* Exercise requirements
Select, from the data, each line where "JetBrains" occurs.

* Dataset records
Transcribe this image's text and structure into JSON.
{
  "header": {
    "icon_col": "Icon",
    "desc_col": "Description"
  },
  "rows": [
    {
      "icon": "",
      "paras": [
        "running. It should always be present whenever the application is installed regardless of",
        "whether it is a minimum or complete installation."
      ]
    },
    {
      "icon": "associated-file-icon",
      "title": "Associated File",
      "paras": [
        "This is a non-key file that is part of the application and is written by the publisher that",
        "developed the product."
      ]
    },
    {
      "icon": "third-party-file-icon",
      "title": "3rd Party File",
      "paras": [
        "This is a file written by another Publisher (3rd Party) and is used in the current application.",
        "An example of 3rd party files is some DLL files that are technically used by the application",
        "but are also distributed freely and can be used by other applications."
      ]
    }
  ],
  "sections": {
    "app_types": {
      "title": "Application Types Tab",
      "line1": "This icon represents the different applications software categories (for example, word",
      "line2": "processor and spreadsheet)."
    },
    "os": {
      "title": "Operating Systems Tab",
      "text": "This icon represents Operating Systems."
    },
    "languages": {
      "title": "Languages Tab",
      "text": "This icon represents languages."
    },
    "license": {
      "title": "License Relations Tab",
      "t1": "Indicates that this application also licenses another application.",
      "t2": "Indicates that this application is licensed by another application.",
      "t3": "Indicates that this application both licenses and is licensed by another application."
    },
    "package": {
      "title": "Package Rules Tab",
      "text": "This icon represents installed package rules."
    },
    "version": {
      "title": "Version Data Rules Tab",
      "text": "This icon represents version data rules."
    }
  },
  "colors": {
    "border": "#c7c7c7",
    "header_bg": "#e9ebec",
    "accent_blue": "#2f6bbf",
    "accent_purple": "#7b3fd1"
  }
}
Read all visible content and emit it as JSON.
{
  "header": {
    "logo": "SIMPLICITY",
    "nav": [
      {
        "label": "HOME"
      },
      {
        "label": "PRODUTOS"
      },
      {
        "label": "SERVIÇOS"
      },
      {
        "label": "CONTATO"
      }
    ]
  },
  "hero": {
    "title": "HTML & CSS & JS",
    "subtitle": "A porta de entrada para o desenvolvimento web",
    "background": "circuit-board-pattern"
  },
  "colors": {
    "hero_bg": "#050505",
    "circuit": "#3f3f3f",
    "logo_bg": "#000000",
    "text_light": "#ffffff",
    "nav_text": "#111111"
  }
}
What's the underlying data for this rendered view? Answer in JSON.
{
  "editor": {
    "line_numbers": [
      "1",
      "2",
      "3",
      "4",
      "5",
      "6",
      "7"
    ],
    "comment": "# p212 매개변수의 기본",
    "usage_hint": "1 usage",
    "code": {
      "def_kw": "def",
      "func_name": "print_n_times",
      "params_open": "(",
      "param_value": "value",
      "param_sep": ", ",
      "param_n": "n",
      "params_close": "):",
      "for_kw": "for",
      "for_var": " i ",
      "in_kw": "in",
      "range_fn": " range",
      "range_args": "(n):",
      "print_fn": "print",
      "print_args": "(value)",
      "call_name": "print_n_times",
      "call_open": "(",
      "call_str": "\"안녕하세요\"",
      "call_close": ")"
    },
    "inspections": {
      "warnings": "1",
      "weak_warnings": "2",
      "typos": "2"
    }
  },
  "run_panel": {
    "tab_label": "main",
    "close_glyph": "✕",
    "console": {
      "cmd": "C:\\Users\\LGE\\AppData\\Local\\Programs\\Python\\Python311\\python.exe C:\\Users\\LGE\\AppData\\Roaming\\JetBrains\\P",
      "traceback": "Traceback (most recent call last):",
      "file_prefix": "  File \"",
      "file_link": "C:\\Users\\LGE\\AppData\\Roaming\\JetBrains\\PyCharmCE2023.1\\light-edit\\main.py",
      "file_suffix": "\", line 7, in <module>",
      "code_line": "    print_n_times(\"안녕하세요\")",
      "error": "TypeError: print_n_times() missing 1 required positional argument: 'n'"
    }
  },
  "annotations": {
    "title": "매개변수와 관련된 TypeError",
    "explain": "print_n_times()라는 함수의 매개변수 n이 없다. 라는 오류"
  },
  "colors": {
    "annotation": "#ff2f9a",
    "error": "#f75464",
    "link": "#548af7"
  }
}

* Answer to this exercise
      "cmd": "C:\\Users\\LGE\\AppData\\Local\\Programs\\Python\\Python311\\python.exe C:\\Users\\LGE\\AppData\\Roaming\\JetBrains\\P",
      "file_link": "C:\\Users\\LGE\\AppData\\Roaming\\JetBrains\\PyCharmCE2023.1\\light-edit\\main.py",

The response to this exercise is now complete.